DATASET CONTENT:
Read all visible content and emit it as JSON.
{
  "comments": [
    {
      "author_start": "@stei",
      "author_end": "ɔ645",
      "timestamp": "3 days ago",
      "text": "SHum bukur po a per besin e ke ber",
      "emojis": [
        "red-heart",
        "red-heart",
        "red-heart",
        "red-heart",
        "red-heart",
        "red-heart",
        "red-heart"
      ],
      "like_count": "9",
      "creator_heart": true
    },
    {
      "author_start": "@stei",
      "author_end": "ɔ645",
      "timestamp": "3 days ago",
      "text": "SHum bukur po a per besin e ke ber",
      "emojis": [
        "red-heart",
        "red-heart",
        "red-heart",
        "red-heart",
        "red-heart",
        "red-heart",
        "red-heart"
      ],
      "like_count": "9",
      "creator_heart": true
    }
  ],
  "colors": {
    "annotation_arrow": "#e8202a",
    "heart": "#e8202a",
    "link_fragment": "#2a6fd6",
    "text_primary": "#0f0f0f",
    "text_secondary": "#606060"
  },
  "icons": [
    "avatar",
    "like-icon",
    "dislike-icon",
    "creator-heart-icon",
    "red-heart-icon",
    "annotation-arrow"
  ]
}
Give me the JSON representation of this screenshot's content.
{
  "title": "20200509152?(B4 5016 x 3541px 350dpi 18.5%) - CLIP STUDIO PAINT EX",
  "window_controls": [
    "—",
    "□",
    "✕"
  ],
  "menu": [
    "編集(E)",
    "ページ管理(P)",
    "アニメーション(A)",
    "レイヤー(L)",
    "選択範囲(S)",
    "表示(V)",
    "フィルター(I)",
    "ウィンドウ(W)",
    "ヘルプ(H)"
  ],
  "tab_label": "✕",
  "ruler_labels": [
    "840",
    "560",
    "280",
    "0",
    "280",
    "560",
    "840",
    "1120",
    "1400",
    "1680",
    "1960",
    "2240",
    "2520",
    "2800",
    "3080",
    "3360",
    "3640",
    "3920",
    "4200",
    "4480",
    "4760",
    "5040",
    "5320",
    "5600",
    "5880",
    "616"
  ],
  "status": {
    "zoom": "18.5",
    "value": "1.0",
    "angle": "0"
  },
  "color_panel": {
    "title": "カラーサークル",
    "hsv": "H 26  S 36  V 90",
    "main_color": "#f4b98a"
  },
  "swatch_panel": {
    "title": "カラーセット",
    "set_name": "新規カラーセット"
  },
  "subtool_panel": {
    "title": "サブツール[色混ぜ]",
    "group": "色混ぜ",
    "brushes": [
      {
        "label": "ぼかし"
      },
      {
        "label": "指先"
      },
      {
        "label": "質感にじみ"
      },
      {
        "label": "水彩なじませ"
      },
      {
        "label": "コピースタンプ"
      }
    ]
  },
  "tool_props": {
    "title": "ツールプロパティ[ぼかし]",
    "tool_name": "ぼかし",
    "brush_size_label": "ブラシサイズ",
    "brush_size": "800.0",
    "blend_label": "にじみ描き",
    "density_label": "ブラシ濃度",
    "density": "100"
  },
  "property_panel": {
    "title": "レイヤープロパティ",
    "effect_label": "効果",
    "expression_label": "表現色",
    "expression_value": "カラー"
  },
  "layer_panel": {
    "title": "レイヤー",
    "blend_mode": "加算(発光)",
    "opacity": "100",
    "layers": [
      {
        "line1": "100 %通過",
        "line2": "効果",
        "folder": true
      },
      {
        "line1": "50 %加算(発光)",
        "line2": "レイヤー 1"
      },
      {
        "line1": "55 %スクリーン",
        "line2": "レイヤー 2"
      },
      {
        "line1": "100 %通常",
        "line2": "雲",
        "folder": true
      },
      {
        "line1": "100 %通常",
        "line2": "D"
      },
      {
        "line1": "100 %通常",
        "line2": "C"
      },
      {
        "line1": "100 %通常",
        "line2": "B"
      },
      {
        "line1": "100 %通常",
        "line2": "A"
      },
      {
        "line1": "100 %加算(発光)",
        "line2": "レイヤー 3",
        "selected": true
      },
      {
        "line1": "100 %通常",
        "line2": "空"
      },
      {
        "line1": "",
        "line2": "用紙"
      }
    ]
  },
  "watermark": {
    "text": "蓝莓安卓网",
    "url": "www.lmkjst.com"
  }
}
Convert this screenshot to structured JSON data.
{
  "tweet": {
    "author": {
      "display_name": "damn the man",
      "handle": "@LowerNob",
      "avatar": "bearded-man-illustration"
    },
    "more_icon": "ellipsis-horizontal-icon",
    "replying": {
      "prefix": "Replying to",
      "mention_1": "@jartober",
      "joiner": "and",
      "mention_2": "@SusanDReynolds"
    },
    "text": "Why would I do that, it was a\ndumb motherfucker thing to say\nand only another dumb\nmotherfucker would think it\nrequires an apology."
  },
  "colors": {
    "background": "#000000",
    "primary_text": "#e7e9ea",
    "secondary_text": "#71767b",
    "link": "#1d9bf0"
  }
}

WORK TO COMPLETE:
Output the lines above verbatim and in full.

TASK SOLUTION:
Read all visible content and emit it as JSON.
{
  "comments": [
    {
      "author_start": "@stei",
      "author_end": "ɔ645",
      "timestamp": "3 days ago",
      "text": "SHum bukur po a per besin e ke ber",
      "emojis": [
        "red-heart",
        "red-heart",
        "red-heart",
        "red-heart",
        "red-heart",
        "red-heart",
        "red-heart"
      ],
      "like_count": "9",
      "creator_heart": true
    },
    {
      "author_start": "@stei",
      "author_end": "ɔ645",
      "timestamp": "3 days ago",
      "text": "SHum bukur po a per besin e ke ber",
      "emojis": [
        "red-heart",
        "red-heart",
        "red-heart",
        "red-heart",
        "red-heart",
        "red-heart",
        "red-heart"
      ],
      "like_count": "9",
      "creator_heart": true
    }
  ],
  "colors": {
    "annotation_arrow": "#e8202a",
    "heart": "#e8202a",
    "link_fragment": "#2a6fd6",
    "text_primary": "#0f0f0f",
    "text_secondary": "#606060"
  },
  "icons": [
    "avatar",
    "like-icon",
    "dislike-icon",
    "creator-heart-icon",
    "red-heart-icon",
    "annotation-arrow"
  ]
}
Give me the JSON representation of this screenshot's content.
{
  "title": "20200509152?(B4 5016 x 3541px 350dpi 18.5%) - CLIP STUDIO PAINT EX",
  "window_controls": [
    "—",
    "□",
    "✕"
  ],
  "menu": [
    "編集(E)",
    "ページ管理(P)",
    "アニメーション(A)",
    "レイヤー(L)",
    "選択範囲(S)",
    "表示(V)",
    "フィルター(I)",
    "ウィンドウ(W)",
    "ヘルプ(H)"
  ],
  "tab_label": "✕",
  "ruler_labels": [
    "840",
    "560",
    "280",
    "0",
    "280",
    "560",
    "840",
    "1120",
    "1400",
    "1680",
    "1960",
    "2240",
    "2520",
    "2800",
    "3080",
    "3360",
    "3640",
    "3920",
    "4200",
    "4480",
    "4760",
    "5040",
    "5320",
    "5600",
    "5880",
    "616"
  ],
  "status": {
    "zoom": "18.5",
    "value": "1.0",
    "angle": "0"
  },
  "color_panel": {
    "title": "カラーサークル",
    "hsv": "H 26  S 36  V 90",
    "main_color": "#f4b98a"
  },
  "swatch_panel": {
    "title": "カラーセット",
    "set_name": "新規カラーセット"
  },
  "subtool_panel": {
    "title": "サブツール[色混ぜ]",
    "group": "色混ぜ",
    "brushes": [
      {
        "label": "ぼかし"
      },
      {
        "label": "指先"
      },
      {
        "label": "質感にじみ"
      },
      {
        "label": "水彩なじませ"
      },
      {
        "label": "コピースタンプ"
      }
    ]
  },
  "tool_props": {
    "title": "ツールプロパティ[ぼかし]",
    "tool_name": "ぼかし",
    "brush_size_label": "ブラシサイズ",
    "brush_size": "800.0",
    "blend_label": "にじみ描き",
    "density_label": "ブラシ濃度",
    "density": "100"
  },
  "property_panel": {
    "title": "レイヤープロパティ",
    "effect_label": "効果",
    "expression_label": "表現色",
    "expression_value": "カラー"
  },
  "layer_panel": {
    "title": "レイヤー",
    "blend_mode": "加算(発光)",
    "opacity": "100",
    "layers": [
      {
        "line1": "100 %通過",
        "line2": "効果",
        "folder": true
      },
      {
        "line1": "50 %加算(発光)",
        "line2": "レイヤー 1"
      },
      {
        "line1": "55 %スクリーン",
        "line2": "レイヤー 2"
      },
      {
        "line1": "100 %通常",
        "line2": "雲",
        "folder": true
      },
      {
        "line1": "100 %通常",
        "line2": "D"
      },
      {
        "line1": "100 %通常",
        "line2": "C"
      },
      {
        "line1": "100 %通常",
        "line2": "B"
      },
      {
        "line1": "100 %通常",
        "line2": "A"
      },
      {
        "line1": "100 %加算(発光)",
        "line2": "レイヤー 3",
        "selected": true
      },
      {
        "line1": "100 %通常",
        "line2": "空"
      },
      {
        "line1": "",
        "line2": "用紙"
      }
    ]
  },
  "watermark": {
    "text": "蓝莓安卓网",
    "url": "www.lmkjst.com"
  }
}
Convert this screenshot to structured JSON data.
{
  "tweet": {
    "author": {
      "display_name": "damn the man",
      "handle": "@LowerNob",
      "avatar": "bearded-man-illustration"
    },
    "more_icon": "ellipsis-horizontal-icon",
    "replying": {
      "prefix": "Replying to",
      "mention_1": "@jartober",
      "joiner": "and",
      "mention_2": "@SusanDReynolds"
    },
    "text": "Why would I do that, it was a\ndumb motherfucker thing to say\nand only another dumb\nmotherfucker would think it\nrequires an apology."
  },
  "colors": {
    "background": "#000000",
    "primary_text": "#e7e9ea",
    "secondary_text": "#71767b",
    "link": "#1d9bf0"
  }
}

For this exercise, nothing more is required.